▶ _Work order_: Retrieve all lines below that have the string "Month".

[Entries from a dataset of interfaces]
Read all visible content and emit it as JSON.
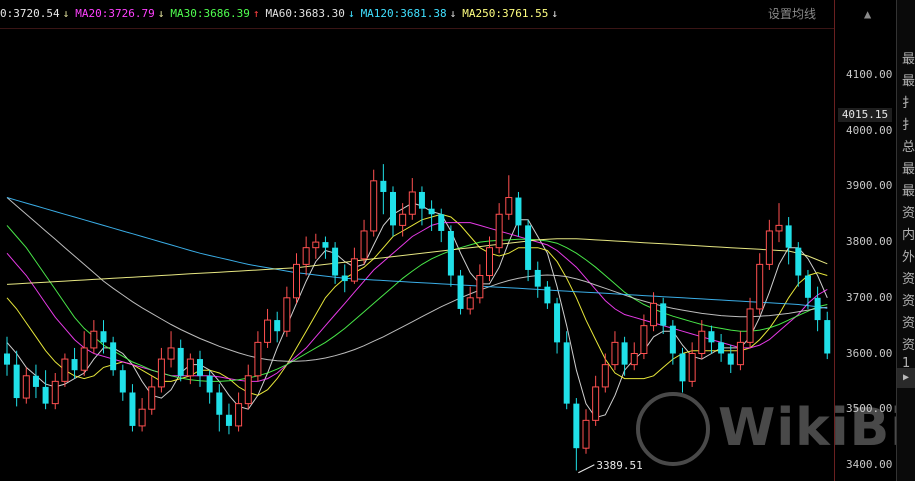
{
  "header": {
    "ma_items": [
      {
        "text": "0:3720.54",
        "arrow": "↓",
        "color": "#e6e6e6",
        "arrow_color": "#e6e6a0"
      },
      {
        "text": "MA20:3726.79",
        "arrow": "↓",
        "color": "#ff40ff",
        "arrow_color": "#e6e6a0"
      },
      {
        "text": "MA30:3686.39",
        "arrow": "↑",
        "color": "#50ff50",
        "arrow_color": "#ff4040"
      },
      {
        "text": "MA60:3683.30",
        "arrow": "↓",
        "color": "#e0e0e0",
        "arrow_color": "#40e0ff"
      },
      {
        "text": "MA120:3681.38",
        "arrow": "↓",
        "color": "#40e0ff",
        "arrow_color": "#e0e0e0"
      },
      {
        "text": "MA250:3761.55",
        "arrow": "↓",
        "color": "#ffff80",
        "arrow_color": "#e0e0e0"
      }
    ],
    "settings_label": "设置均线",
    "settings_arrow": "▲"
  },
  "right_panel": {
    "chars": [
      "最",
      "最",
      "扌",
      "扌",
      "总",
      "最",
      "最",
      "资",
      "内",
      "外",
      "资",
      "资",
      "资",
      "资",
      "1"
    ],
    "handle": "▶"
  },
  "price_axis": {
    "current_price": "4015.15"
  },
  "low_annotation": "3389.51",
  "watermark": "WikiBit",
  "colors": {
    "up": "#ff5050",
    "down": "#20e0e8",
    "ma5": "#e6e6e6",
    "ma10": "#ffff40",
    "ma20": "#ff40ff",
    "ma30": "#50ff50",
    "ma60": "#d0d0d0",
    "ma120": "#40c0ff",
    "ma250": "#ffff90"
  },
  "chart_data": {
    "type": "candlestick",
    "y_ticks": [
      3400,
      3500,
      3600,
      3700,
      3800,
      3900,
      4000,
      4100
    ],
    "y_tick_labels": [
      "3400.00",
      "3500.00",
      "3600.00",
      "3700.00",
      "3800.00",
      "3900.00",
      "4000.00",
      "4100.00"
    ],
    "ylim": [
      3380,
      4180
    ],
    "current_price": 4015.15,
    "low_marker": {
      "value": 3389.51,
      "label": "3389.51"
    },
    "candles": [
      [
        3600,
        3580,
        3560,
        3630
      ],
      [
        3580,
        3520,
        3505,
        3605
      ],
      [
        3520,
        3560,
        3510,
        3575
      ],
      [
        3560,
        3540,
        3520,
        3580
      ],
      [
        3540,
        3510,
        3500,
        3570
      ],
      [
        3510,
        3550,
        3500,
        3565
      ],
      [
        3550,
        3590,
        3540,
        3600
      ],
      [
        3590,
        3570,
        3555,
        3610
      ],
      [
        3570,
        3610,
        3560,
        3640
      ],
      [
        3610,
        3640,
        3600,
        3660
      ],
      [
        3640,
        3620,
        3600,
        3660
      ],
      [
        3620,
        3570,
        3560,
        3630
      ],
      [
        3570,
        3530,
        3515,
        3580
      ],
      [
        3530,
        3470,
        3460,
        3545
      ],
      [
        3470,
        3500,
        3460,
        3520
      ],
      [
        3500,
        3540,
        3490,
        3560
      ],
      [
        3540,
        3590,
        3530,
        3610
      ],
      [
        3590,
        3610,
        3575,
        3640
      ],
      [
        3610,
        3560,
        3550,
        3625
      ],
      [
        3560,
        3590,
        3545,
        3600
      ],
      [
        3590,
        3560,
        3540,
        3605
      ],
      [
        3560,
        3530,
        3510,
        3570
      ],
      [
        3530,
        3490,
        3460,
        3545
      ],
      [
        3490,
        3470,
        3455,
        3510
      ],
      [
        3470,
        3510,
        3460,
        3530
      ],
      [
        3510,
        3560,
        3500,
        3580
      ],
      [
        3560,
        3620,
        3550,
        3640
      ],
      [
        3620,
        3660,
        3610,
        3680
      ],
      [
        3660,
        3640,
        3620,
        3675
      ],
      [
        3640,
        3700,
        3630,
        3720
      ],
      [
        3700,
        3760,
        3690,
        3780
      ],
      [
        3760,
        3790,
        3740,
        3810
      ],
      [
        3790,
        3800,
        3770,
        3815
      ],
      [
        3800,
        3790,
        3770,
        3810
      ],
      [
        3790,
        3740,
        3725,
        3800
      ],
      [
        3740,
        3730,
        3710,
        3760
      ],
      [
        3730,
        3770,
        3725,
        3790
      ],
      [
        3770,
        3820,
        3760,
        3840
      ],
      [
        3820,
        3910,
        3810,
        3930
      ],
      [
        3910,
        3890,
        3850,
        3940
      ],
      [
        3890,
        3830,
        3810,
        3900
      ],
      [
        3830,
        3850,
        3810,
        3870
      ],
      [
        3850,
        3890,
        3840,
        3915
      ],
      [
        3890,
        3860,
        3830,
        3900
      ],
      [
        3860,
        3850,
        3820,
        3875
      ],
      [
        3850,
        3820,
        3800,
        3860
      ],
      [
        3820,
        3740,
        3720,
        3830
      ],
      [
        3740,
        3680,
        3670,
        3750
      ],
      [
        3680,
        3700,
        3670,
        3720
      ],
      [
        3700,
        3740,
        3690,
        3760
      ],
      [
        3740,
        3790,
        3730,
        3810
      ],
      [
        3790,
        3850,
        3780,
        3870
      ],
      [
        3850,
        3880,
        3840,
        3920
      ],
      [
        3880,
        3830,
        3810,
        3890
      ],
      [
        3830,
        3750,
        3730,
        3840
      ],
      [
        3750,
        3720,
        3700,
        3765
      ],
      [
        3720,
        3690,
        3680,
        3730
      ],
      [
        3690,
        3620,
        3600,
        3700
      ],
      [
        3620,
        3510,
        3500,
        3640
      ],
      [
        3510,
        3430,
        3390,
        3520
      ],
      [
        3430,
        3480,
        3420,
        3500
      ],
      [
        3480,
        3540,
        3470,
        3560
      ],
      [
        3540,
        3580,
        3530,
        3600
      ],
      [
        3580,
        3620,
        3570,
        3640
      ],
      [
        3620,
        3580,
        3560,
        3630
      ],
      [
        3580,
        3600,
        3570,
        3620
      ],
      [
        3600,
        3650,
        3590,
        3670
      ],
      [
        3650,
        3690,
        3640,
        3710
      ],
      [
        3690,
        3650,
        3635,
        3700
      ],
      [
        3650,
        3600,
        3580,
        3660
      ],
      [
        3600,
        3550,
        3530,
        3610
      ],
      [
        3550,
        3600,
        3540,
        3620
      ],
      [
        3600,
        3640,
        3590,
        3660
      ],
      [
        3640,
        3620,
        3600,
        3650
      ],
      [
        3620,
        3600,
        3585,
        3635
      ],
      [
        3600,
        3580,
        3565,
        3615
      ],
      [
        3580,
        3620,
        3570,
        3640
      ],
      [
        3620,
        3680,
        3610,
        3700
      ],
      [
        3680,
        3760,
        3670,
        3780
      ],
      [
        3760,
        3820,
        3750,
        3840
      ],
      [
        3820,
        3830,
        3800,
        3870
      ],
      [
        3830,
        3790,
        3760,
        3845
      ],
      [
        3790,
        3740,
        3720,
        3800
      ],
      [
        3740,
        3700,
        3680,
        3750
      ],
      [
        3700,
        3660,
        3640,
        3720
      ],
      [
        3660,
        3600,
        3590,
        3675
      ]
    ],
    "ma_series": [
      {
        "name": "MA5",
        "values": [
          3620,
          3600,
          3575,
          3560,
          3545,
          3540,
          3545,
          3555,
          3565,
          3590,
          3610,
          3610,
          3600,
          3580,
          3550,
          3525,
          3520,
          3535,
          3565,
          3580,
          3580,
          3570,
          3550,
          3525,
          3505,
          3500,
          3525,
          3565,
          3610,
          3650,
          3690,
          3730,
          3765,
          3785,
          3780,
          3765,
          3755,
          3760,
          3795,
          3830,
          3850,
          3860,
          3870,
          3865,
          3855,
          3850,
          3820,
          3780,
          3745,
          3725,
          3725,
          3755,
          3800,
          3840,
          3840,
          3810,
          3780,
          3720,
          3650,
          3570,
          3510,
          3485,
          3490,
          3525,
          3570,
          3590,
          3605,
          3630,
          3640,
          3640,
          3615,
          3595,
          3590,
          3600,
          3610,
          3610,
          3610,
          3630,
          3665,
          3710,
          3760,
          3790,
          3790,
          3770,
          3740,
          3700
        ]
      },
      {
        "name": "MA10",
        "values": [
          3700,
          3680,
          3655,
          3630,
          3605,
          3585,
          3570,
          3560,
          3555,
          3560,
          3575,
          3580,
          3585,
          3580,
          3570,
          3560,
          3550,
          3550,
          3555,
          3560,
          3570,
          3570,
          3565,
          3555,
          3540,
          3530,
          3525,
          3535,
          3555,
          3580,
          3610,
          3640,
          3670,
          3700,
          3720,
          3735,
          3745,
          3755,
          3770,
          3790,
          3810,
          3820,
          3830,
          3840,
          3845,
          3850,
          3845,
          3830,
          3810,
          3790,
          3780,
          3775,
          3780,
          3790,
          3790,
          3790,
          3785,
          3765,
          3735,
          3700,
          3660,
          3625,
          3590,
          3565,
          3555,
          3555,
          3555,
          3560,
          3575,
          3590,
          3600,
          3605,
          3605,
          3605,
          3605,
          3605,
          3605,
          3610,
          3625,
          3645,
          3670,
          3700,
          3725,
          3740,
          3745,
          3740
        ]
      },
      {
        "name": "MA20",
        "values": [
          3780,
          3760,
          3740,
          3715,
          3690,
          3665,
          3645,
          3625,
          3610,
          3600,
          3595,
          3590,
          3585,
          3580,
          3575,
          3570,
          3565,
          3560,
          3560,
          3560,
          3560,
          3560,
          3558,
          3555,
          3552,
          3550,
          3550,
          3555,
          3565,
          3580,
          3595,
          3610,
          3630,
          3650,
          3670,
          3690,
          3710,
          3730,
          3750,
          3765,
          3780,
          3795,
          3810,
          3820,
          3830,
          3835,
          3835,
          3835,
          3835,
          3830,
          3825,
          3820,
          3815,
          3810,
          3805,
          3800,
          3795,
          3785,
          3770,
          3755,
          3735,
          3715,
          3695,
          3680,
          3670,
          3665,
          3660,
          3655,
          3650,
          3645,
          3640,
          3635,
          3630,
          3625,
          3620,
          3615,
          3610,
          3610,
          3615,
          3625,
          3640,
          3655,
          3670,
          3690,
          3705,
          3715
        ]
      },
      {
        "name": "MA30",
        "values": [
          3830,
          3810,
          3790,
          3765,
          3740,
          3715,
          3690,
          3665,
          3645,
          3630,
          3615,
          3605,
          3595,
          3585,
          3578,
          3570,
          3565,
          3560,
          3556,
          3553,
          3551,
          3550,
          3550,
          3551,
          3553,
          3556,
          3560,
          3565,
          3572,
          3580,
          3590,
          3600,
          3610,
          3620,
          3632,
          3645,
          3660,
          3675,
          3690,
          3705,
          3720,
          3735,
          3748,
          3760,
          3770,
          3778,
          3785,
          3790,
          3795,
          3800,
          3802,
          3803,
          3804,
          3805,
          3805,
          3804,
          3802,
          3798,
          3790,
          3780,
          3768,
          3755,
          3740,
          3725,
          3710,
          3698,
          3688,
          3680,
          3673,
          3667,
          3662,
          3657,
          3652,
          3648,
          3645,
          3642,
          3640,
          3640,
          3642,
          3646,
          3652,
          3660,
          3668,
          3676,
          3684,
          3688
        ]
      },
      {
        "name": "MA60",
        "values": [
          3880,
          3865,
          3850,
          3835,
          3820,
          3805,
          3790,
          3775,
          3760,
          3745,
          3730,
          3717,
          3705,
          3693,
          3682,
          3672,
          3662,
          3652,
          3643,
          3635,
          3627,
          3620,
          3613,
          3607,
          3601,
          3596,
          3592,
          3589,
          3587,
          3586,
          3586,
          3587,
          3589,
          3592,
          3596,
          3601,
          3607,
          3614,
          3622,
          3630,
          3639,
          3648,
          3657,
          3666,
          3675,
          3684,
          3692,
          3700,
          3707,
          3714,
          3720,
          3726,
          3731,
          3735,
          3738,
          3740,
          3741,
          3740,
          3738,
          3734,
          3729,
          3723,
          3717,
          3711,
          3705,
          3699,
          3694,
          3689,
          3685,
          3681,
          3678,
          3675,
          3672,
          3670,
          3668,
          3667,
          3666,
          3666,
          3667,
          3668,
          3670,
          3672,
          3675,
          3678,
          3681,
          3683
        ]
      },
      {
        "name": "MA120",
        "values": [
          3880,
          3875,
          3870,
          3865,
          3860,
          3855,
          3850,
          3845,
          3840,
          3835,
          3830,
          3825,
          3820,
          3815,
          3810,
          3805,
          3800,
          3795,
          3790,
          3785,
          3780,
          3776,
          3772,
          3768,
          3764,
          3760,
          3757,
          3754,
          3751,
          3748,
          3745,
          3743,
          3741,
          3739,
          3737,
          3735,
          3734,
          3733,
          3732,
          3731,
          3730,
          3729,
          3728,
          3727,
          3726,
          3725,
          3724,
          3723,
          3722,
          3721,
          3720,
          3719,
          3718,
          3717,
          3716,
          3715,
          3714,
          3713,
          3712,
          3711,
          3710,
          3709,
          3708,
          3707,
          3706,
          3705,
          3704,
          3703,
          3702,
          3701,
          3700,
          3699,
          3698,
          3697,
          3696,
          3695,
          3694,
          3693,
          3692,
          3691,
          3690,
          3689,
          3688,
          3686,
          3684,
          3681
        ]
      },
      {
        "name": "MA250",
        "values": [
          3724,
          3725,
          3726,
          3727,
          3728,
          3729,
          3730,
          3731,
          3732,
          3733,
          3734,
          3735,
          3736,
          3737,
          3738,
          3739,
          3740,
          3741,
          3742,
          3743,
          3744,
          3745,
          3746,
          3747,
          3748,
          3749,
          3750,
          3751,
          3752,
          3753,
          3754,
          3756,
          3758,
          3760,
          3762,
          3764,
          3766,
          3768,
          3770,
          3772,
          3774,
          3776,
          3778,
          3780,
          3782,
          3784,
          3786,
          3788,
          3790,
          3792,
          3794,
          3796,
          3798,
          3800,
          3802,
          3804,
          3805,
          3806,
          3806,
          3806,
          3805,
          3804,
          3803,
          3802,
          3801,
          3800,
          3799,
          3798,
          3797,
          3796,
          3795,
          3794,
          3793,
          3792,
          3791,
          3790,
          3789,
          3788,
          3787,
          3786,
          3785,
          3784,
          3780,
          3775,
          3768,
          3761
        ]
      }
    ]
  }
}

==

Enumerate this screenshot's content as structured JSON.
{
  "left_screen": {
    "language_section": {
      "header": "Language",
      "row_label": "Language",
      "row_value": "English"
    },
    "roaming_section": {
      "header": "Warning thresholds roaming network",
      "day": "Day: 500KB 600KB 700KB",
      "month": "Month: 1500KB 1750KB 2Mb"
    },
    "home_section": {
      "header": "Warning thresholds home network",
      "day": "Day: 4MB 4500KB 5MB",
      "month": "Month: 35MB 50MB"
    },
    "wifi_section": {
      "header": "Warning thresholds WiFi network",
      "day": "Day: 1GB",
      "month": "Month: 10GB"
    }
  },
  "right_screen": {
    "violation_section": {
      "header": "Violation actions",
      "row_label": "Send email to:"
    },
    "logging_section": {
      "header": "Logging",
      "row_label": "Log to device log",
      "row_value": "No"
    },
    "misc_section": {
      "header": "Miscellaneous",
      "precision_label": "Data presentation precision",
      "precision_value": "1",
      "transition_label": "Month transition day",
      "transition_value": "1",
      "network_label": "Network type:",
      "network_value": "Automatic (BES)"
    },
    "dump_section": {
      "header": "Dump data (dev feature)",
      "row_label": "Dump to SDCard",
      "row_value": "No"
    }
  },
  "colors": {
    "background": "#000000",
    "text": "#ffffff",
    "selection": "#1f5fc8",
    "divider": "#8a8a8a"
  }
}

▶ _Response box_:
      "month": "Month: 1500KB 1750KB 2Mb"
      "month": "Month: 35MB 50MB"
      "month": "Month: 10GB"
      "transition_label": "Month transition day",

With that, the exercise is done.